So now I am using this fancy pants MacBook Pro for work and it’s a pretty sweet machine all things considered. That said, it’s a huge pain in the ass because I want pretty emacs like what comes standard on pretty much all Linux distros and I can’t get pretty emacs. Instead I have something called Aquamacs which is ok too, I guess, but NOT THE SAME. Not the same because unlike the emacs in Linux I can’t figure out how to make this one run slime, which is a Lisp thing. That’s fine though; what’s irritating is the inability to run X applications in general. Ok, you want me to do Macports, I’ll do Macports. What’s that, Macports crashed trying to install X?! FUUUUUUCK. The existing Python that comes with the OS is weird and won’t do anything right; gotta install the images from python.org to get numpy and scipy and matplotlib to work nicely together.

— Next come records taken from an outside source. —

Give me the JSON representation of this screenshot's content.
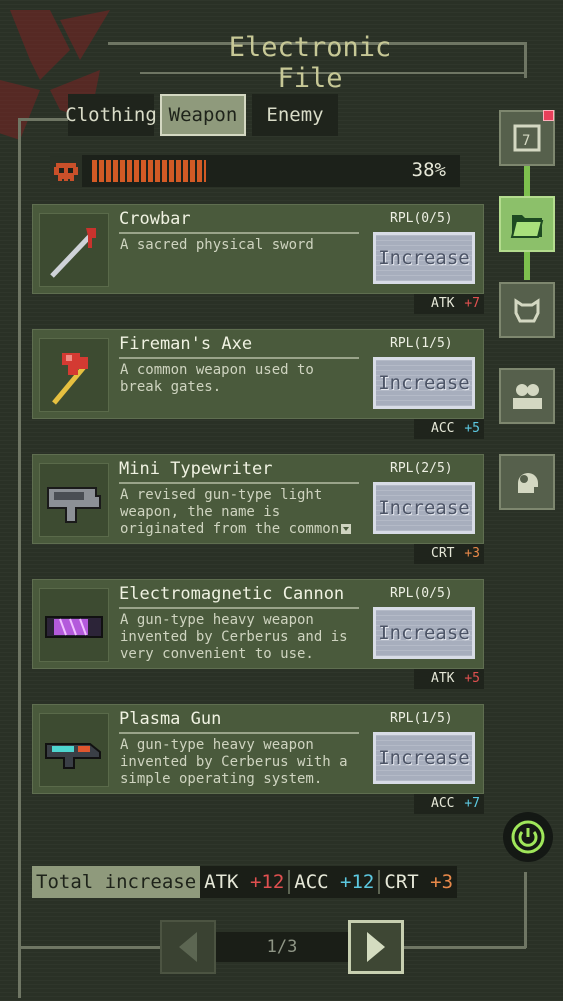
{
  "window": {
    "title": "Electronic File"
  },
  "tabs": [
    {
      "label": "Clothing",
      "active": false
    },
    {
      "label": "Weapon",
      "active": true
    },
    {
      "label": "Enemy",
      "active": false
    }
  ],
  "progress": {
    "percent_label": "38%",
    "fraction": 0.38,
    "icon": "skull-icon"
  },
  "items": [
    {
      "name": "Crowbar",
      "desc": "A sacred physical sword",
      "rpl": "RPL(0/5)",
      "button": "Increase",
      "stat": "ATK",
      "bonus": "+7",
      "bonus_color": "#e05050",
      "icon": "crowbar-icon"
    },
    {
      "name": "Fireman's Axe",
      "desc": "A common weapon used to break gates.",
      "rpl": "RPL(1/5)",
      "button": "Increase",
      "stat": "ACC",
      "bonus": "+5",
      "bonus_color": "#5cc8e0",
      "icon": "axe-icon"
    },
    {
      "name": "Mini Typewriter",
      "desc": "A revised gun-type light weapon, the name is originated from the common",
      "rpl": "RPL(2/5)",
      "button": "Increase",
      "stat": "CRT",
      "bonus": "+3",
      "bonus_color": "#e8894a",
      "icon": "typewriter-gun-icon"
    },
    {
      "name": "Electromagnetic Cannon",
      "desc": "A gun-type heavy weapon invented by Cerberus and is very convenient to use.",
      "rpl": "RPL(0/5)",
      "button": "Increase",
      "stat": "ATK",
      "bonus": "+5",
      "bonus_color": "#e05050",
      "icon": "cannon-icon"
    },
    {
      "name": "Plasma Gun",
      "desc": "A gun-type heavy weapon invented by Cerberus with a simple operating system.",
      "rpl": "RPL(1/5)",
      "button": "Increase",
      "stat": "ACC",
      "bonus": "+7",
      "bonus_color": "#5cc8e0",
      "icon": "plasma-gun-icon"
    }
  ],
  "totals": {
    "label": "Total increase",
    "atk_label": "ATK",
    "atk_value": "+12",
    "acc_label": "ACC",
    "acc_value": "+12",
    "crt_label": "CRT",
    "crt_value": "+3"
  },
  "pager": {
    "indicator": "1/3"
  },
  "sidebar": [
    {
      "icon": "notes-icon",
      "active": false
    },
    {
      "icon": "folder-icon",
      "active": true
    },
    {
      "icon": "dog-icon",
      "active": false
    },
    {
      "icon": "people-icon",
      "active": false
    },
    {
      "icon": "head-gear-icon",
      "active": false
    }
  ],
  "colors": {
    "accent_green": "#7ec04e",
    "progress_orange": "#d35a25",
    "atk": "#e05050",
    "acc": "#5cc8e0",
    "crt": "#e8894a"
  }
}
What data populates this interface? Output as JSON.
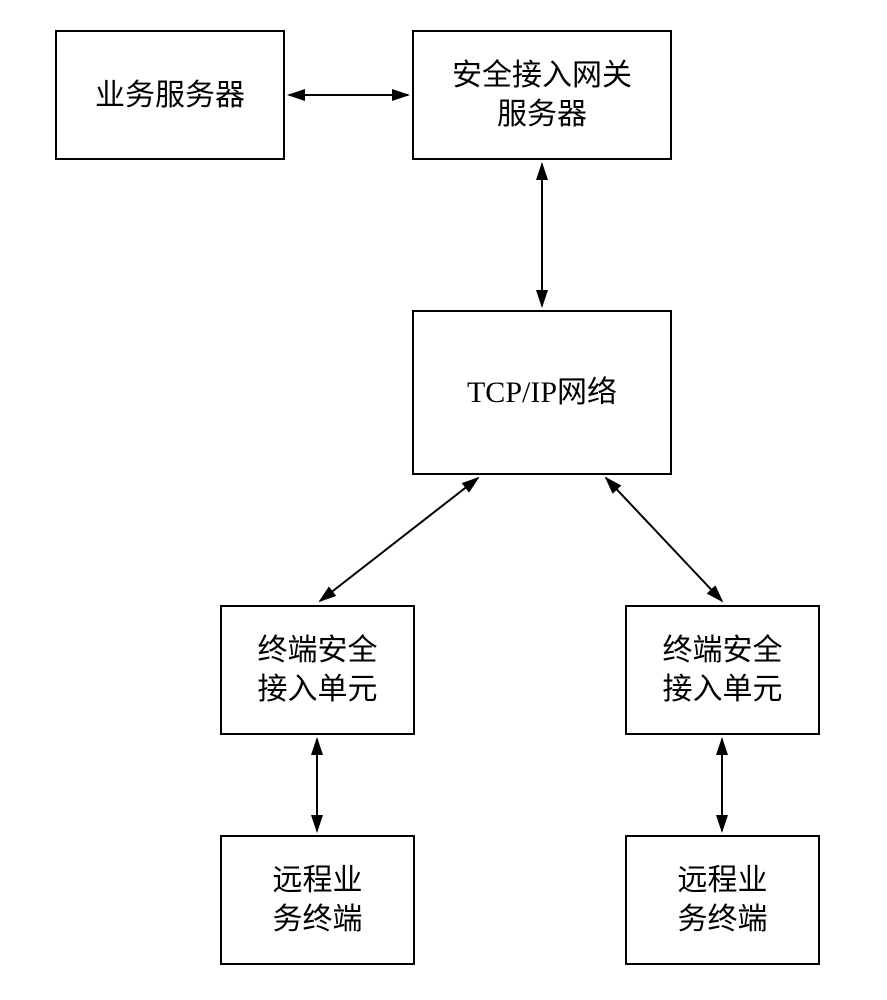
{
  "diagram": {
    "nodes": {
      "business_server": "业务服务器",
      "gateway_server": "安全接入网关\n服务器",
      "tcp_ip": "TCP/IP网络",
      "terminal_unit_left": "终端安全\n接入单元",
      "terminal_unit_right": "终端安全\n接入单元",
      "remote_terminal_left": "远程业\n务终端",
      "remote_terminal_right": "远程业\n务终端"
    }
  }
}
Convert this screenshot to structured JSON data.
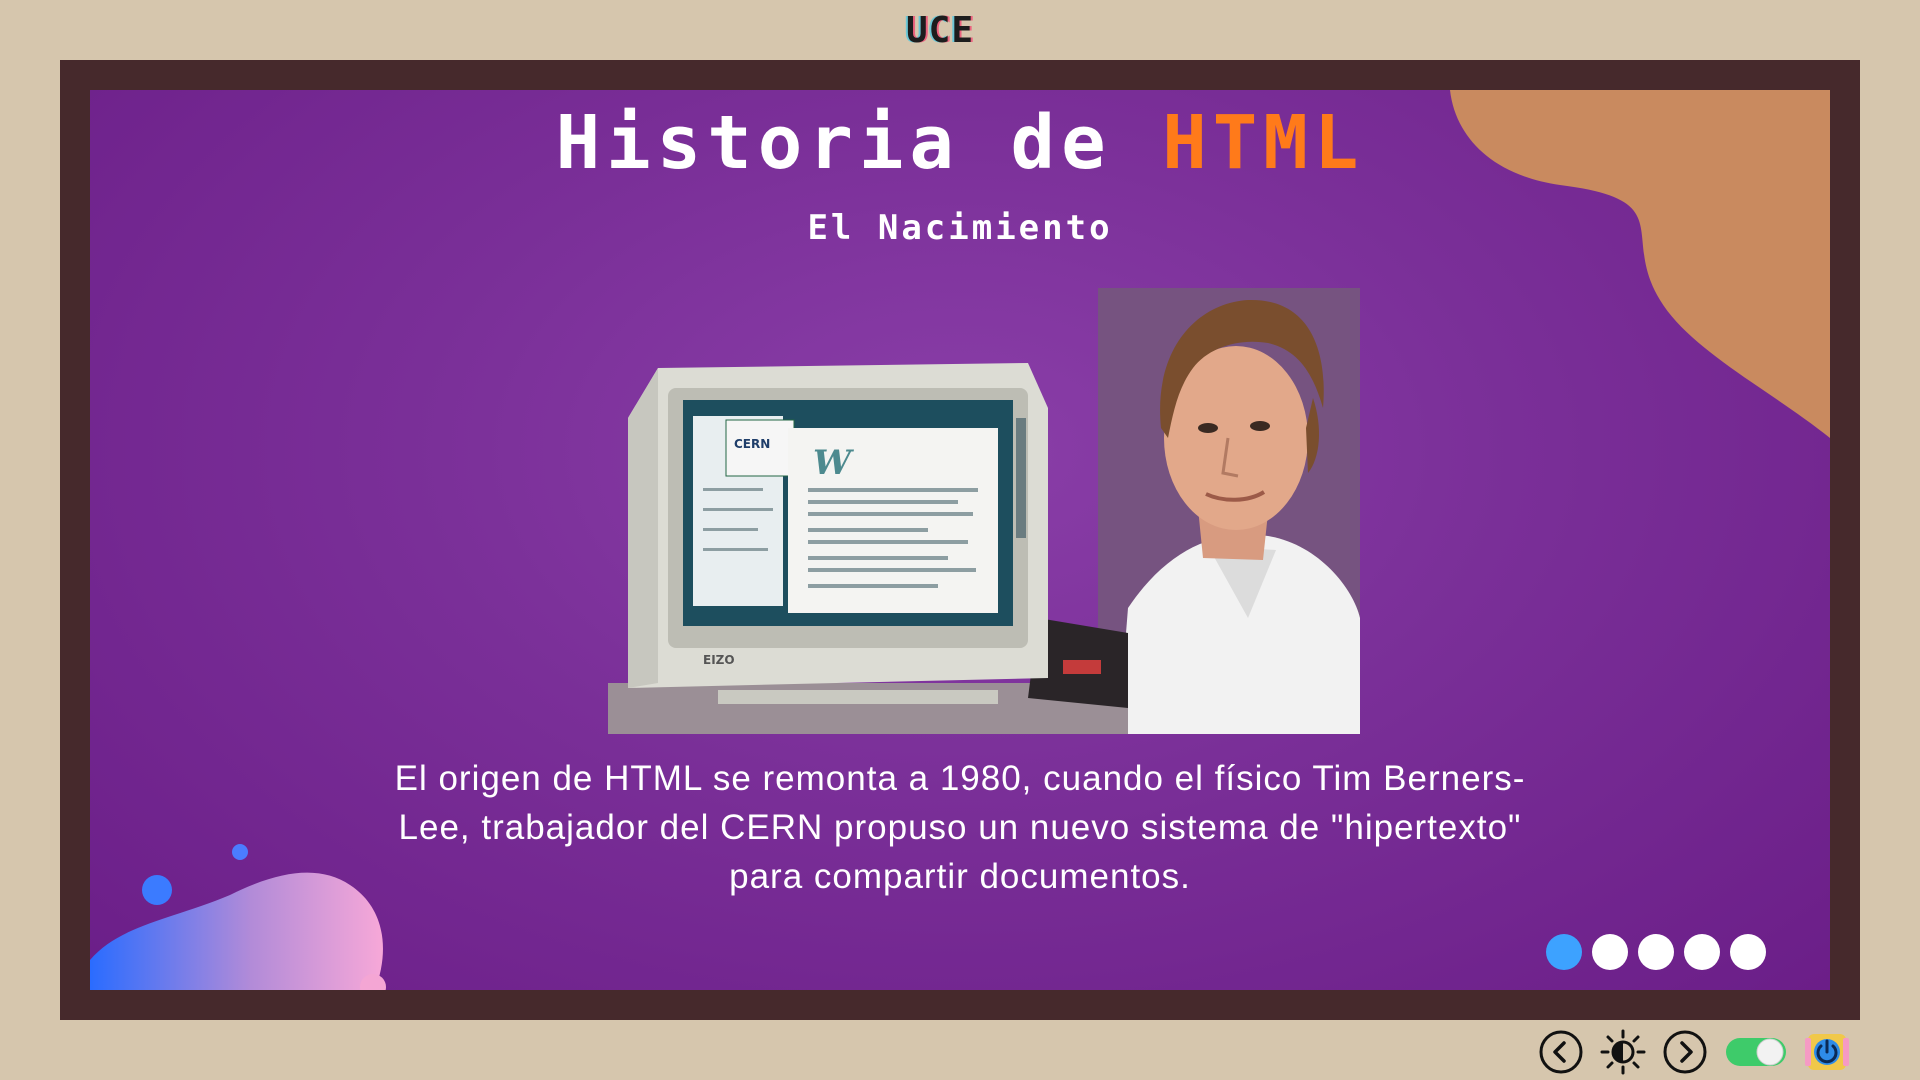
{
  "brand": "UCE",
  "slide": {
    "title_main": "Historia de",
    "title_accent": "HTML",
    "subtitle": "El Nacimiento",
    "body_lines": [
      "El origen de HTML se remonta a 1980, cuando el físico Tim Berners-",
      "Lee, trabajador del CERN propuso un nuevo sistema de \"hipertexto\"",
      "para compartir documentos."
    ],
    "photo_screen_logo": "CERN",
    "photo_monitor_brand": "EIZO"
  },
  "pagination": {
    "total": 5,
    "active": 1
  },
  "controls": {
    "icons": [
      "chevron-left-icon",
      "brightness-icon",
      "chevron-right-icon",
      "toggle-switch",
      "power-icon"
    ],
    "toggle_on": true
  },
  "colors": {
    "page_bg": "#d6c6ad",
    "frame": "#46292c",
    "slide_bg": "#7a2f98",
    "accent_orange": "#ff7a1a",
    "blob_orange": "#c98a5f",
    "dot_active": "#3da2ff",
    "toggle_on": "#3ecb6a"
  }
}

Also, for some reason this laptop refuses to read a perfectly cromulent disk that was burned on my home machine and reads just fine in my cheap-ass car stereo.

WHAT I AM SAYING: yeah, some things are easy in OS X, that’s cool. Some things are not so easy. Also this fucking magic mouse is a piece of shit and I want to punch whoever came up with this idea. I don’t even have colossal bear paws or anything but hey, I’m an adult male which means this tiny fucking mouse (which, by the way, is never pictured near an actual human hand to give you a sense of scale, all the pictures make it look really huge like it’s the size of a fucking house or something) is way too small for my hand. Thanks for the carpal tunnel syndrome, Apple! I should have asked for the ergonomic logitech which for some reason was like $100 at the apple store even though I bought almost the same goddamn mouse for $35 on Newegg.

And then the worst part is that you are like, ok, how do I use this thing and you read reviews of it and some dude is all like, “maybe this isn’t the greatest idea on the face of the earth,” and of course a bazillion Apple fanboys and fangirls and fangoats and fanjellyfish all jump into this thread and are like “NO YOU DO NOT UNDERSTAND,” even though this guy totally gets why this mouse sucks. Stop being so devoted to some stupid fucking company, you assholes. They’re not your fucking saviors, and they make shitty products sometimes, like this stupid fucking mouse which is too small for my hands that are apparently larger than any hand of any person at Apple development HQ.

I like that little dock in OS X though. That’s nice. Also when the Adium duck hops up and down to let you know someone IM’ed you. Adorable.